High Court clarification on NPPF Green Belt policy

Will Thomas, Browne Jacobson

The High Court judgment in the case of R (Boot) v Elmbridge Borough Council [2017] EWHC 12 (Admin) provides useful clarification on the approach that local planning authorities should take when applying paragraph 89 of the National Planning Policy Framework (NPPF) to applications for development within the Green Belt.

Elmbridge Borough Council (the Council) granted planning permission for the development of a £17.9 million football and athletics facility, within the metropolitan Green Belt, on a 14 hectare former landfill site. The planning permission was granted on the basis that the proposal was not inappropriate development on the Green Belt.

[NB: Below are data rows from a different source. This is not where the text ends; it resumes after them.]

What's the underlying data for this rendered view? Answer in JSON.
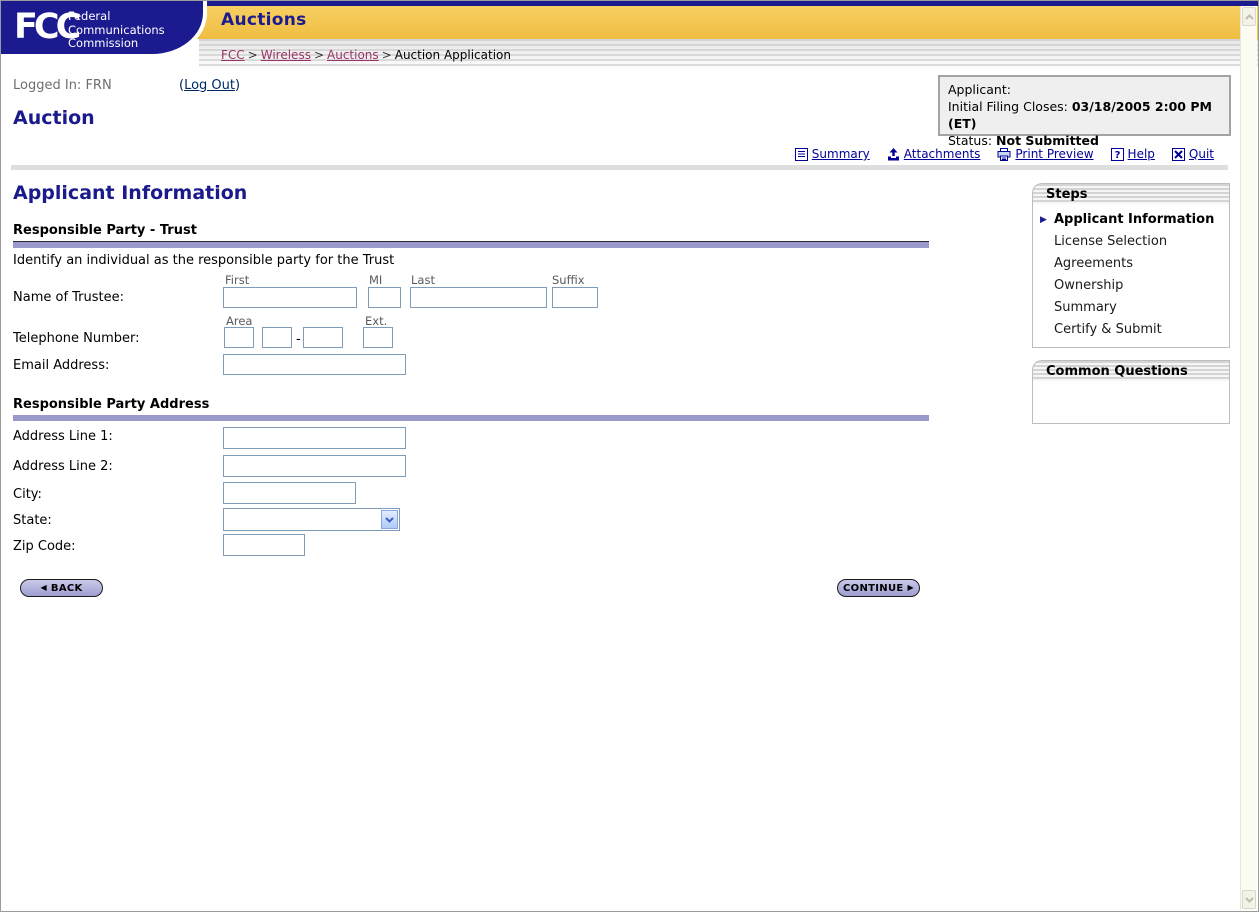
{
  "header": {
    "logo_text": "FCC",
    "org_lines": [
      "Federal",
      "Communications",
      "Commission"
    ],
    "app_title": "Auctions",
    "breadcrumb": {
      "separator": ">",
      "links": [
        "FCC",
        "Wireless",
        "Auctions"
      ],
      "current": "Auction Application"
    }
  },
  "session": {
    "logged_in": "Logged In: FRN",
    "paren_open": "(",
    "logout": "Log Out",
    "paren_close": ")"
  },
  "page_title": "Auction",
  "applicant_box": {
    "applicant_label": "Applicant:",
    "filing_label": "Initial Filing Closes: ",
    "filing_value": "03/18/2005 2:00 PM (ET)",
    "status_label": "Status: ",
    "status_value": "Not Submitted"
  },
  "toolbar": {
    "items": [
      {
        "label": "Summary",
        "icon": "summary-icon"
      },
      {
        "label": "Attachments",
        "icon": "attachments-icon"
      },
      {
        "label": "Print Preview",
        "icon": "print-preview-icon"
      },
      {
        "label": "Help",
        "icon": "help-icon"
      },
      {
        "label": "Quit",
        "icon": "quit-icon"
      }
    ]
  },
  "main": {
    "heading": "Applicant Information",
    "trust_section": {
      "title": "Responsible Party - Trust",
      "description": "Identify an individual as the responsible party for the Trust",
      "name_row": {
        "label": "Name of Trustee:",
        "first_label": "First",
        "mi_label": "MI",
        "last_label": "Last",
        "suffix_label": "Suffix",
        "first_value": "",
        "mi_value": "",
        "last_value": "",
        "suffix_value": ""
      },
      "phone_row": {
        "label": "Telephone Number:",
        "area_label": "Area",
        "ext_label": "Ext.",
        "hyphen": "-",
        "area_value": "",
        "prefix_value": "",
        "line_value": "",
        "ext_value": ""
      },
      "email_row": {
        "label": "Email Address:",
        "value": ""
      }
    },
    "address_section": {
      "title": "Responsible Party Address",
      "rows": [
        {
          "label": "Address Line 1:",
          "value": ""
        },
        {
          "label": "Address Line 2:",
          "value": ""
        },
        {
          "label": "City:",
          "value": ""
        },
        {
          "label": "State:",
          "value": ""
        },
        {
          "label": "Zip Code:",
          "value": ""
        }
      ]
    },
    "back_button": "BACK",
    "back_icon": "◀",
    "continue_button": "CONTINUE",
    "continue_icon": "▶"
  },
  "steps_panel": {
    "title": "Steps",
    "marker_icon": "▶",
    "items": [
      {
        "label": "Applicant Information",
        "current": true
      },
      {
        "label": "License Selection",
        "current": false
      },
      {
        "label": "Agreements",
        "current": false
      },
      {
        "label": "Ownership",
        "current": false
      },
      {
        "label": "Summary",
        "current": false
      },
      {
        "label": "Certify & Submit",
        "current": false
      }
    ]
  },
  "common_questions_panel": {
    "title": "Common Questions"
  },
  "colors": {
    "navy": "#1B1B8F",
    "gold": "#F3C74F",
    "lavender_bar": "#9999CC",
    "link_navy": "#000099",
    "breadcrumb_link": "#993366",
    "input_border": "#7F9DB9",
    "button_fill": "#AAAADC"
  }
}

The planning committee found that the development fell within paragraph 89 of the NPPF which states that the “provision of appropriate facilities for outdoor sport” is not inappropriate development subject to the proviso that it “preserves the openness of the Green Belt and does not conflict with the purpose of including land within it.”

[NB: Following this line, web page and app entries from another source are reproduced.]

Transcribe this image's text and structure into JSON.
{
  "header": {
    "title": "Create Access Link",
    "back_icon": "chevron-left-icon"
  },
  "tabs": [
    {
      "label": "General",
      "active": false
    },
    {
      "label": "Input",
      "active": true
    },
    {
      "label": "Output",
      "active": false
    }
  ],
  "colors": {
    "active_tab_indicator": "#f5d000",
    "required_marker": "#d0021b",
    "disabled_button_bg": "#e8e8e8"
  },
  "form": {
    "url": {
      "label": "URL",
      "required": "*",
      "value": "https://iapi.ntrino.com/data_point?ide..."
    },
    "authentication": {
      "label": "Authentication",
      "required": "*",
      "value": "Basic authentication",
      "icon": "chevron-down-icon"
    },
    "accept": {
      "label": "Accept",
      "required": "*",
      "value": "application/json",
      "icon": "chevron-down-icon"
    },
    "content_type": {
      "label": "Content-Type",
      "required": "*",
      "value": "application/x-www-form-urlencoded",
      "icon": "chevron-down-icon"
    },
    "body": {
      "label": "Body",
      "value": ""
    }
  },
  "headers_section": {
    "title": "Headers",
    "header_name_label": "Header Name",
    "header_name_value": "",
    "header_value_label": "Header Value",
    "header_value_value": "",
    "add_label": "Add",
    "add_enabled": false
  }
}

In assessing the impact on openness, the planning committee found that the sports hub proposal represented appropriate development within the Green Belt, as it did not have “a significant adverse impact” on the openness of the Green Belt or the amenity of nearby properties. It was found that there would also be significant benefits in terms of outdoor sports and recreation and improving damaged land.

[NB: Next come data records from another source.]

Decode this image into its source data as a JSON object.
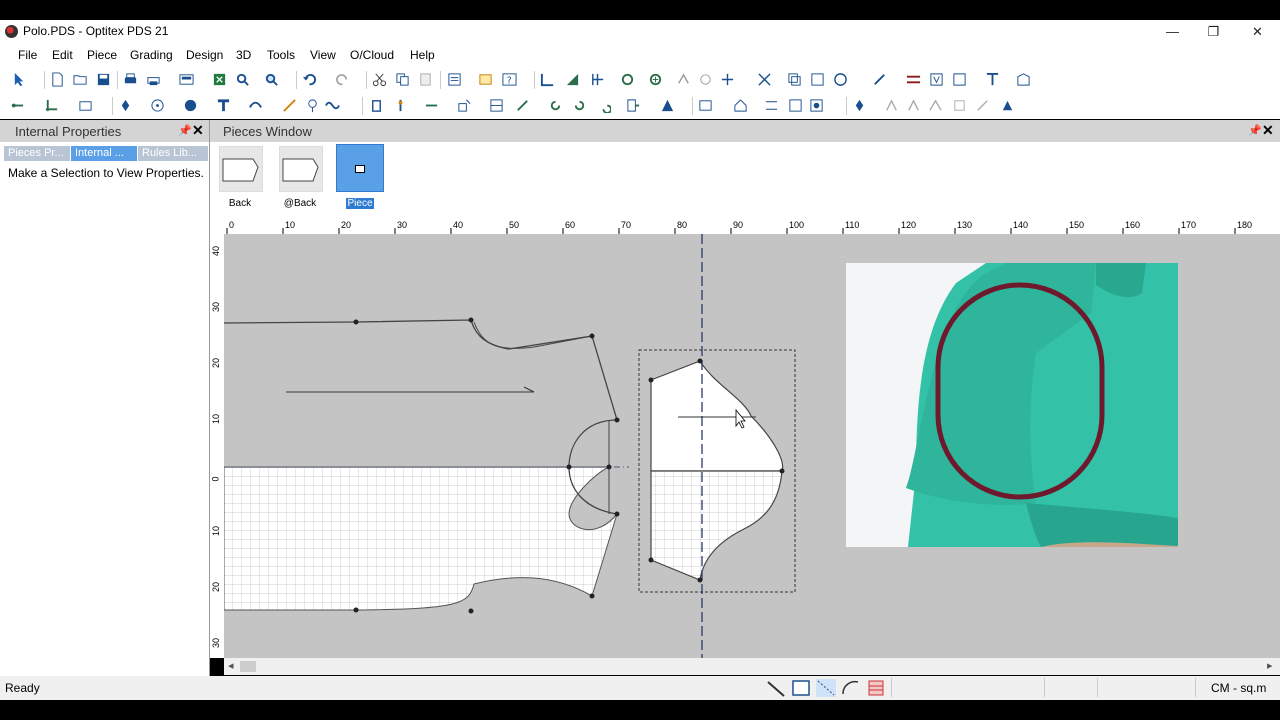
{
  "window": {
    "title": "Polo.PDS - Optitex PDS 21",
    "controls": [
      "—",
      "❐",
      "✕"
    ]
  },
  "menu": [
    "File",
    "Edit",
    "Piece",
    "Grading",
    "Design",
    "3D",
    "Tools",
    "View",
    "O/Cloud",
    "Help"
  ],
  "left_panel": {
    "title": "Internal Properties",
    "tabs": [
      "Pieces Pr...",
      "Internal ...",
      "Rules Lib..."
    ],
    "active_tab": 1,
    "message": "Make a Selection to View Properties."
  },
  "pieces_window": {
    "title": "Pieces Window",
    "pieces": [
      {
        "label": "Back",
        "selected": false
      },
      {
        "label": "@Back",
        "selected": false
      },
      {
        "label": "Piece",
        "selected": true
      }
    ]
  },
  "rulers": {
    "horizontal": [
      "0",
      "10",
      "20",
      "30",
      "40",
      "50",
      "60",
      "70",
      "80",
      "90",
      "100",
      "110",
      "120",
      "130",
      "140",
      "150",
      "160",
      "170",
      "180"
    ],
    "vertical": [
      "40",
      "30",
      "20",
      "10",
      "0",
      "10",
      "20",
      "30"
    ]
  },
  "status": {
    "text": "Ready",
    "units": "CM - sq.m"
  },
  "colors": {
    "selection_blue": "#5aa0e6",
    "canvas_gray": "#c4c4c4",
    "shirt_teal": "#33c2a8",
    "outline_maroon": "#6e1a2c"
  }
}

A judicial review claim was brought by a local resident. One of the grounds was that the council had erred in its interpretation of paragraph 89 of the NPPF by finding that development could preserve the openness of the Green Belt even if it causes harm to openness. The local resident argued that if the development causes harm to openness, even limited harm, it does not “preserve” openness and is therefore inappropriate development.

The council argued that, as a matter of planning judgment, it was open to the planning committee to find that the proposal preserved the openness of the Green Belt even if it causes limited harm on the basis that all new buildings in the Green Belt caused some harm to openness.

The High Court upheld the challenge and concluded that a development cannot “preserve” the openness of the Green Belt when it causes harm to openness. Therefore, if a new sports facility causes harm to the openness of the Green Belt, it is inappropriate development, regardless of the extent of the harm. Despite concluding that the development would have an adverse impact on openness, the council had not considered whether there were “very special circumstances” to justify the development (as required by paragraph 88 of the NPPF).

This case is a useful clarification, for local planning authorities and developers, of how the Green Belt policies contained in the NPPF should be applied. If a proposal has an adverse impact on openness, the inevitable conclusion is that it does not comply with a policy that requires openness to be maintained. In this instance, the council could not find that the development would have “limited adverse impact” on the openness of the Green Belt on one hand, and then find that the development complied with the Green Belt policy on the other. The case demonstrates that a local planning authority does not have any latitude to find otherwise, based on the extent of the impact. If less than significant harm was permitted, the NPPF would say that.

This approach to paragraph 89 of the NPPF is also likely to equally apply to paragraph 90 of the NPPF which provides that certain changes of use are not inappropriate development provided that they “preserve the openness of the Green Belt”.